Material for this exercise
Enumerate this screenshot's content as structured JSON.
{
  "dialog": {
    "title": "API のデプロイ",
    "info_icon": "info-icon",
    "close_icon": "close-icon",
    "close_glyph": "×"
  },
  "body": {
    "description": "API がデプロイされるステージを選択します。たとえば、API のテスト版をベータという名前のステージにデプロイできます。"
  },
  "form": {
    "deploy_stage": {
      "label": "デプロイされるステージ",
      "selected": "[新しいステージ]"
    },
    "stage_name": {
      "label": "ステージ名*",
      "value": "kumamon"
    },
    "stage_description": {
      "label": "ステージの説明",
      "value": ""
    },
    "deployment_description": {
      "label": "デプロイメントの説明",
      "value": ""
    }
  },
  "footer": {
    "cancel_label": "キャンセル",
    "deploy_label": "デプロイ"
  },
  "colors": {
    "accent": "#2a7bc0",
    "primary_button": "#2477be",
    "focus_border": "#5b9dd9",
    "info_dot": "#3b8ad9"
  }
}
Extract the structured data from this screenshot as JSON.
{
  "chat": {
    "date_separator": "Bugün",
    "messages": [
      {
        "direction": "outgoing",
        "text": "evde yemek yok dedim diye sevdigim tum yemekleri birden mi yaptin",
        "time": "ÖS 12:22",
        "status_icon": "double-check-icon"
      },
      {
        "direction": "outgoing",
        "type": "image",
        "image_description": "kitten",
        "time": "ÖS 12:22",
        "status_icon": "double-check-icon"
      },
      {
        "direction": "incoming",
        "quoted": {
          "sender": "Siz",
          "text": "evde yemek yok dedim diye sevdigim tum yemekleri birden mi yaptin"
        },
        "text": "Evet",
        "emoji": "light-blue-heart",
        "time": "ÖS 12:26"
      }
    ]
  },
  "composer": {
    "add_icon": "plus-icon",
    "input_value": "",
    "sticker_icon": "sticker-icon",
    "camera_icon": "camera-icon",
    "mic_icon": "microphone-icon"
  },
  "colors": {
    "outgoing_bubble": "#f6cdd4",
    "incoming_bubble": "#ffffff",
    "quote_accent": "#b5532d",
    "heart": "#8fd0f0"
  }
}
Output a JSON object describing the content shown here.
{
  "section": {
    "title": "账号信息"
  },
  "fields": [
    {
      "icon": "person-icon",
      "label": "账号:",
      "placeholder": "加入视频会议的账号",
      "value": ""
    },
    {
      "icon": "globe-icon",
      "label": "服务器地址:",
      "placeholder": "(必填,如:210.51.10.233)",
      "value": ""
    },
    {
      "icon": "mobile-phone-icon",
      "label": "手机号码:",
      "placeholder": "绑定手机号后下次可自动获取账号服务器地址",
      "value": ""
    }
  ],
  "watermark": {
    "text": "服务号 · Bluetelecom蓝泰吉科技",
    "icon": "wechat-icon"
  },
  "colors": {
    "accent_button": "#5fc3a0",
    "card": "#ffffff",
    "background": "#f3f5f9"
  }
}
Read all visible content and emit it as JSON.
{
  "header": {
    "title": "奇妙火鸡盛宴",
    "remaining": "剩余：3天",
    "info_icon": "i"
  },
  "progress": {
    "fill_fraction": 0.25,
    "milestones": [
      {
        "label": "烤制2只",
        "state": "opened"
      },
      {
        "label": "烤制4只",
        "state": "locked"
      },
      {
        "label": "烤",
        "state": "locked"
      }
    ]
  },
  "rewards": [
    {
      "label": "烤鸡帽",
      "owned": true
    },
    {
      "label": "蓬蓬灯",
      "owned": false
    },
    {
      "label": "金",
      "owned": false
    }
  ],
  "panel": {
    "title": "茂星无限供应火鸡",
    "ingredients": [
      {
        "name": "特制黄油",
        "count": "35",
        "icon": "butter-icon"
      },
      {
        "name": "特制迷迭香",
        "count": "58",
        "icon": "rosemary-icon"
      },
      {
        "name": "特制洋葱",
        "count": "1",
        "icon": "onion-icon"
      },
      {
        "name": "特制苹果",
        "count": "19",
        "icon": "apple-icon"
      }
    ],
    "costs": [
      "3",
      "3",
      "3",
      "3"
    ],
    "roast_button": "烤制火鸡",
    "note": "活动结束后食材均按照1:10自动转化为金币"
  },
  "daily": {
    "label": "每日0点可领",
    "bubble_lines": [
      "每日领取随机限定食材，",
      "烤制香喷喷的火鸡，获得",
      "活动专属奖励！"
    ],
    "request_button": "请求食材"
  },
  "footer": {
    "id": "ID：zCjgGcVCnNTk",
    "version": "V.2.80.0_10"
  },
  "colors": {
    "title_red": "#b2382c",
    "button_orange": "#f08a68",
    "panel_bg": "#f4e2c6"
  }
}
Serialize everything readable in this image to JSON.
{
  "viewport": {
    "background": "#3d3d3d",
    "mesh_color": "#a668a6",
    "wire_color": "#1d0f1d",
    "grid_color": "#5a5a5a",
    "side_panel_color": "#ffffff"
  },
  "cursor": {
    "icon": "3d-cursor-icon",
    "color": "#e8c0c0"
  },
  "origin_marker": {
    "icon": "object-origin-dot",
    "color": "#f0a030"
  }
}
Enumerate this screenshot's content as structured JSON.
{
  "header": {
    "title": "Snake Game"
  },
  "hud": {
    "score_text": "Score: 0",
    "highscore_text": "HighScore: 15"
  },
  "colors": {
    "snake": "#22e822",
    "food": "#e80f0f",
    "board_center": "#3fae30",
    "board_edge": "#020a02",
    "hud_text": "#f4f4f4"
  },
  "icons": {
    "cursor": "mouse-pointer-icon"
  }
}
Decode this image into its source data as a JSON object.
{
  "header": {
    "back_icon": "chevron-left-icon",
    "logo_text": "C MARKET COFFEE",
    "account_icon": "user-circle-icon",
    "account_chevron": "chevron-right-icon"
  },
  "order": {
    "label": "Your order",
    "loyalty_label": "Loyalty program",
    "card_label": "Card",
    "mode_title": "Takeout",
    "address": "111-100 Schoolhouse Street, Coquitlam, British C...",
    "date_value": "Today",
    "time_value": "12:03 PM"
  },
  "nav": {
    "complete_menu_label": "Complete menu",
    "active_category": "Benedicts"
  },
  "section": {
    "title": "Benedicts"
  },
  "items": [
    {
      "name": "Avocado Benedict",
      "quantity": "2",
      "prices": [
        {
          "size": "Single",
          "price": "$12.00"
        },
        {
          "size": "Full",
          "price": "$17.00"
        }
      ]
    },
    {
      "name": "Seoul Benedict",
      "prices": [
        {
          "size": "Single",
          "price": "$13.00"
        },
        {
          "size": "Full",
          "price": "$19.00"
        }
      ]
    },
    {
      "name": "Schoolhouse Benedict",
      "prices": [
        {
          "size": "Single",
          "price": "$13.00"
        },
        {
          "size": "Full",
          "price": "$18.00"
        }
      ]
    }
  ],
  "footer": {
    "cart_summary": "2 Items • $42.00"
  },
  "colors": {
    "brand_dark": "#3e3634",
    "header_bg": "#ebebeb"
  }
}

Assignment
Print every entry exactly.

Written answer
Enumerate this screenshot's content as structured JSON.
{
  "dialog": {
    "title": "API のデプロイ",
    "info_icon": "info-icon",
    "close_icon": "close-icon",
    "close_glyph": "×"
  },
  "body": {
    "description": "API がデプロイされるステージを選択します。たとえば、API のテスト版をベータという名前のステージにデプロイできます。"
  },
  "form": {
    "deploy_stage": {
      "label": "デプロイされるステージ",
      "selected": "[新しいステージ]"
    },
    "stage_name": {
      "label": "ステージ名*",
      "value": "kumamon"
    },
    "stage_description": {
      "label": "ステージの説明",
      "value": ""
    },
    "deployment_description": {
      "label": "デプロイメントの説明",
      "value": ""
    }
  },
  "footer": {
    "cancel_label": "キャンセル",
    "deploy_label": "デプロイ"
  },
  "colors": {
    "accent": "#2a7bc0",
    "primary_button": "#2477be",
    "focus_border": "#5b9dd9",
    "info_dot": "#3b8ad9"
  }
}
Extract the structured data from this screenshot as JSON.
{
  "chat": {
    "date_separator": "Bugün",
    "messages": [
      {
        "direction": "outgoing",
        "text": "evde yemek yok dedim diye sevdigim tum yemekleri birden mi yaptin",
        "time": "ÖS 12:22",
        "status_icon": "double-check-icon"
      },
      {
        "direction": "outgoing",
        "type": "image",
        "image_description": "kitten",
        "time": "ÖS 12:22",
        "status_icon": "double-check-icon"
      },
      {
        "direction": "incoming",
        "quoted": {
          "sender": "Siz",
          "text": "evde yemek yok dedim diye sevdigim tum yemekleri birden mi yaptin"
        },
        "text": "Evet",
        "emoji": "light-blue-heart",
        "time": "ÖS 12:26"
      }
    ]
  },
  "composer": {
    "add_icon": "plus-icon",
    "input_value": "",
    "sticker_icon": "sticker-icon",
    "camera_icon": "camera-icon",
    "mic_icon": "microphone-icon"
  },
  "colors": {
    "outgoing_bubble": "#f6cdd4",
    "incoming_bubble": "#ffffff",
    "quote_accent": "#b5532d",
    "heart": "#8fd0f0"
  }
}
Output a JSON object describing the content shown here.
{
  "section": {
    "title": "账号信息"
  },
  "fields": [
    {
      "icon": "person-icon",
      "label": "账号:",
      "placeholder": "加入视频会议的账号",
      "value": ""
    },
    {
      "icon": "globe-icon",
      "label": "服务器地址:",
      "placeholder": "(必填,如:210.51.10.233)",
      "value": ""
    },
    {
      "icon": "mobile-phone-icon",
      "label": "手机号码:",
      "placeholder": "绑定手机号后下次可自动获取账号服务器地址",
      "value": ""
    }
  ],
  "watermark": {
    "text": "服务号 · Bluetelecom蓝泰吉科技",
    "icon": "wechat-icon"
  },
  "colors": {
    "accent_button": "#5fc3a0",
    "card": "#ffffff",
    "background": "#f3f5f9"
  }
}
Read all visible content and emit it as JSON.
{
  "header": {
    "title": "奇妙火鸡盛宴",
    "remaining": "剩余：3天",
    "info_icon": "i"
  },
  "progress": {
    "fill_fraction": 0.25,
    "milestones": [
      {
        "label": "烤制2只",
        "state": "opened"
      },
      {
        "label": "烤制4只",
        "state": "locked"
      },
      {
        "label": "烤",
        "state": "locked"
      }
    ]
  },
  "rewards": [
    {
      "label": "烤鸡帽",
      "owned": true
    },
    {
      "label": "蓬蓬灯",
      "owned": false
    },
    {
      "label": "金",
      "owned": false
    }
  ],
  "panel": {
    "title": "茂星无限供应火鸡",
    "ingredients": [
      {
        "name": "特制黄油",
        "count": "35",
        "icon": "butter-icon"
      },
      {
        "name": "特制迷迭香",
        "count": "58",
        "icon": "rosemary-icon"
      },
      {
        "name": "特制洋葱",
        "count": "1",
        "icon": "onion-icon"
      },
      {
        "name": "特制苹果",
        "count": "19",
        "icon": "apple-icon"
      }
    ],
    "costs": [
      "3",
      "3",
      "3",
      "3"
    ],
    "roast_button": "烤制火鸡",
    "note": "活动结束后食材均按照1:10自动转化为金币"
  },
  "daily": {
    "label": "每日0点可领",
    "bubble_lines": [
      "每日领取随机限定食材，",
      "烤制香喷喷的火鸡，获得",
      "活动专属奖励！"
    ],
    "request_button": "请求食材"
  },
  "footer": {
    "id": "ID：zCjgGcVCnNTk",
    "version": "V.2.80.0_10"
  },
  "colors": {
    "title_red": "#b2382c",
    "button_orange": "#f08a68",
    "panel_bg": "#f4e2c6"
  }
}
Serialize everything readable in this image to JSON.
{
  "viewport": {
    "background": "#3d3d3d",
    "mesh_color": "#a668a6",
    "wire_color": "#1d0f1d",
    "grid_color": "#5a5a5a",
    "side_panel_color": "#ffffff"
  },
  "cursor": {
    "icon": "3d-cursor-icon",
    "color": "#e8c0c0"
  },
  "origin_marker": {
    "icon": "object-origin-dot",
    "color": "#f0a030"
  }
}
Enumerate this screenshot's content as structured JSON.
{
  "header": {
    "title": "Snake Game"
  },
  "hud": {
    "score_text": "Score: 0",
    "highscore_text": "HighScore: 15"
  },
  "colors": {
    "snake": "#22e822",
    "food": "#e80f0f",
    "board_center": "#3fae30",
    "board_edge": "#020a02",
    "hud_text": "#f4f4f4"
  },
  "icons": {
    "cursor": "mouse-pointer-icon"
  }
}
Decode this image into its source data as a JSON object.
{
  "header": {
    "back_icon": "chevron-left-icon",
    "logo_text": "C MARKET COFFEE",
    "account_icon": "user-circle-icon",
    "account_chevron": "chevron-right-icon"
  },
  "order": {
    "label": "Your order",
    "loyalty_label": "Loyalty program",
    "card_label": "Card",
    "mode_title": "Takeout",
    "address": "111-100 Schoolhouse Street, Coquitlam, British C...",
    "date_value": "Today",
    "time_value": "12:03 PM"
  },
  "nav": {
    "complete_menu_label": "Complete menu",
    "active_category": "Benedicts"
  },
  "section": {
    "title": "Benedicts"
  },
  "items": [
    {
      "name": "Avocado Benedict",
      "quantity": "2",
      "prices": [
        {
          "size": "Single",
          "price": "$12.00"
        },
        {
          "size": "Full",
          "price": "$17.00"
        }
      ]
    },
    {
      "name": "Seoul Benedict",
      "prices": [
        {
          "size": "Single",
          "price": "$13.00"
        },
        {
          "size": "Full",
          "price": "$19.00"
        }
      ]
    },
    {
      "name": "Schoolhouse Benedict",
      "prices": [
        {
          "size": "Single",
          "price": "$13.00"
        },
        {
          "size": "Full",
          "price": "$18.00"
        }
      ]
    }
  ],
  "footer": {
    "cart_summary": "2 Items • $42.00"
  },
  "colors": {
    "brand_dark": "#3e3634",
    "header_bg": "#ebebeb"
  }
}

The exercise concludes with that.